AIM OF THE EXERCISE: Precise copying is required. Return the data below in full.

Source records
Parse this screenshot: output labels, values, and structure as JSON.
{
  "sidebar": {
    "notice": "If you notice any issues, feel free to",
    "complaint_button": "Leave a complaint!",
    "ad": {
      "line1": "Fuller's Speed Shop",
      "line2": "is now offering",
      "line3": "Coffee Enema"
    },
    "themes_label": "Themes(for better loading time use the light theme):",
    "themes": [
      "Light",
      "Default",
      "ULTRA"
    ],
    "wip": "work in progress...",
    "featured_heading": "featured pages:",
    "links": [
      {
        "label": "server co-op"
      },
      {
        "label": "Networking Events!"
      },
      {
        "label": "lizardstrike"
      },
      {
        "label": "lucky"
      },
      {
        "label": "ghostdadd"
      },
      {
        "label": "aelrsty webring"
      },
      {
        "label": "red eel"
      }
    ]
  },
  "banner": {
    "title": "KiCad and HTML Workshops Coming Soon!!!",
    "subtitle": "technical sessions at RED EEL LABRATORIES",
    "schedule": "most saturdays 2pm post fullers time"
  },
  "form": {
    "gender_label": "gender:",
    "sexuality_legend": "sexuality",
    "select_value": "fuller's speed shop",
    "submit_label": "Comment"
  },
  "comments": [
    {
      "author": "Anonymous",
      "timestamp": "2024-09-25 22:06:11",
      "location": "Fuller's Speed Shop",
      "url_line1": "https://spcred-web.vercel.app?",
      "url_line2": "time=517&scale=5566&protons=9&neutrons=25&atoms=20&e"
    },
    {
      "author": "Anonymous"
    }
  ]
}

EXERCISE ANSWER:
Parse this screenshot: output labels, values, and structure as JSON.
{
  "sidebar": {
    "notice": "If you notice any issues, feel free to",
    "complaint_button": "Leave a complaint!",
    "ad": {
      "line1": "Fuller's Speed Shop",
      "line2": "is now offering",
      "line3": "Coffee Enema"
    },
    "themes_label": "Themes(for better loading time use the light theme):",
    "themes": [
      "Light",
      "Default",
      "ULTRA"
    ],
    "wip": "work in progress...",
    "featured_heading": "featured pages:",
    "links": [
      {
        "label": "server co-op"
      },
      {
        "label": "Networking Events!"
      },
      {
        "label": "lizardstrike"
      },
      {
        "label": "lucky"
      },
      {
        "label": "ghostdadd"
      },
      {
        "label": "aelrsty webring"
      },
      {
        "label": "red eel"
      }
    ]
  },
  "banner": {
    "title": "KiCad and HTML Workshops Coming Soon!!!",
    "subtitle": "technical sessions at RED EEL LABRATORIES",
    "schedule": "most saturdays 2pm post fullers time"
  },
  "form": {
    "gender_label": "gender:",
    "sexuality_legend": "sexuality",
    "select_value": "fuller's speed shop",
    "submit_label": "Comment"
  },
  "comments": [
    {
      "author": "Anonymous",
      "timestamp": "2024-09-25 22:06:11",
      "location": "Fuller's Speed Shop",
      "url_line1": "https://spcred-web.vercel.app?",
      "url_line2": "time=517&scale=5566&protons=9&neutrons=25&atoms=20&e"
    },
    {
      "author": "Anonymous"
    }
  ]
}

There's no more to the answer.